Describing his find Harris reported that upon entering the cave, he had to step down four feet and then crawl about ten feet to reach the counterfeiter’s den. He then had to bend over to get in and crawl some distance in a cramped, narrow chamber to come upon the actual work area. There he saw the streaming tallow from many candles on the walls in the cavern. There were ladles, crucibles, pincers, reeding machines and a complete polishing outfit along with broken molds and several sacks of unfinished coins. The supply also included quantities of antimony, bismuth, block tin and isinglass. In other words, all the tools of the trade were on hand to produce a fine counterfeit coin.
After the establishment of the railroad towns, Rockville never regained its former prominence. But when a new trail was blazed, the American highway, Rockville would once again be chosen as a point along the trail.
A major landmark in the Rockville area today is the stone chapel and cemetery. The Pierce estate was located off Rockville Road across from what is now the deserted Iwana Market. The Iwana Market was formerly a barn on the estate grounds. On Suisun Valley Road across from the college stands the Martin-Suisun pioneer home. In modern times the house has been named ‘’Stonedene.’’ Following Suisun Valley Road north from Rockville, you will come upon Manka’s Corner Road. If you follow that road, you will arrive at the famed Manka’s Corner, which today features a highly rated, popular deli frequented by the locals.
History events: The Martin-Suisun Historic Park, is currently in the planning stage, but is forseen as a historic center for the Fairfield-Suisun area and as a representation of California Indian culture.
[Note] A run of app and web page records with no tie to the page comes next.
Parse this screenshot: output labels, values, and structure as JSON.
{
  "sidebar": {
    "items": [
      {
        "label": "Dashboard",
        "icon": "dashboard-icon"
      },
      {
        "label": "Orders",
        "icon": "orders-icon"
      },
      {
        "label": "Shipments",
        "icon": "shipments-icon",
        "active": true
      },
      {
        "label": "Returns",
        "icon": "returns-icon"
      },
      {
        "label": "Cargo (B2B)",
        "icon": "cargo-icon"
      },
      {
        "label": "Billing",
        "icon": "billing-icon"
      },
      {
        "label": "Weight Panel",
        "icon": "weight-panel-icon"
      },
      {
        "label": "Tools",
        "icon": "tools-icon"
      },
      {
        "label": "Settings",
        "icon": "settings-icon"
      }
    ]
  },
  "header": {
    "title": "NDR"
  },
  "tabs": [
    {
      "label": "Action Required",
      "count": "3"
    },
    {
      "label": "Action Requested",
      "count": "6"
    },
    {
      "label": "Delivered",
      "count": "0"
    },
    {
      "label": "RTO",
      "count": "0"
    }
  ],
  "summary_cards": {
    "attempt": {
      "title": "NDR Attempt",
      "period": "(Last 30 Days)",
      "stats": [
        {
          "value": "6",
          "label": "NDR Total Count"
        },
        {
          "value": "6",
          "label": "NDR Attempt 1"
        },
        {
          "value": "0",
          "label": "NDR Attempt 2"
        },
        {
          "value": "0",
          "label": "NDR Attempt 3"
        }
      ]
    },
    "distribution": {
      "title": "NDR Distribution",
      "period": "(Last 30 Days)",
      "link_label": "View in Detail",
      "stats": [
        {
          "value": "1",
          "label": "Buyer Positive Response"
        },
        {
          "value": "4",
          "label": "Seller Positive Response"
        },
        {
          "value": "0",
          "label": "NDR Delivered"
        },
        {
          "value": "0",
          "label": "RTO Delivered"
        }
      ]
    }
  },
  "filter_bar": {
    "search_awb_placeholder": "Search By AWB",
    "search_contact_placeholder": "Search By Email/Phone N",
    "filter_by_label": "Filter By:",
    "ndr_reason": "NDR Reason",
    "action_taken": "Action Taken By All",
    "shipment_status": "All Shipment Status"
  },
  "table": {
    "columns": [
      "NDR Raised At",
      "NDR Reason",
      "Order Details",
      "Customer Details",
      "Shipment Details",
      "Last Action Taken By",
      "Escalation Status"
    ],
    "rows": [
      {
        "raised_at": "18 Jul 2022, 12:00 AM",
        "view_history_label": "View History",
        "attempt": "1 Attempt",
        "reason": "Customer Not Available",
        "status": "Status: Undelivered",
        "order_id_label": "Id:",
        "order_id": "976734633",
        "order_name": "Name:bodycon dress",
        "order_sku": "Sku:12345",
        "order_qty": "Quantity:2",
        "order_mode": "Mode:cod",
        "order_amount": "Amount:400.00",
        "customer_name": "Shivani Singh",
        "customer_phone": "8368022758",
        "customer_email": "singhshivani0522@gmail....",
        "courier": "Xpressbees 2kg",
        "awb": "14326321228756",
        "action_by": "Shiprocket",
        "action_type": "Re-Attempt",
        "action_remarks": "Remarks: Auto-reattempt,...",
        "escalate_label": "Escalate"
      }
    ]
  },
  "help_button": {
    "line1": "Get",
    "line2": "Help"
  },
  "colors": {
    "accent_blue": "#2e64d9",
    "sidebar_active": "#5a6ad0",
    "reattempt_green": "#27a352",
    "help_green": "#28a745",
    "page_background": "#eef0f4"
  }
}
It will occupy 3 acres adjacent to the stone mansion of pioneer settler Samuel Martin and is located on the former site of Chief Solano’s adobe. This ancient Indian site shows traces of a spring which attracted the Suisun Indians to settle there 4,000 years ago, over 100 bedrock mortars and a religious rock, a Cupule, which was probably a fertility stone. The center plans include a garden of native Indian plants, a display of Indian artifacts and of the early pioneer period and agriculture.
Published July 23, 1995 in the Vacaville Reporter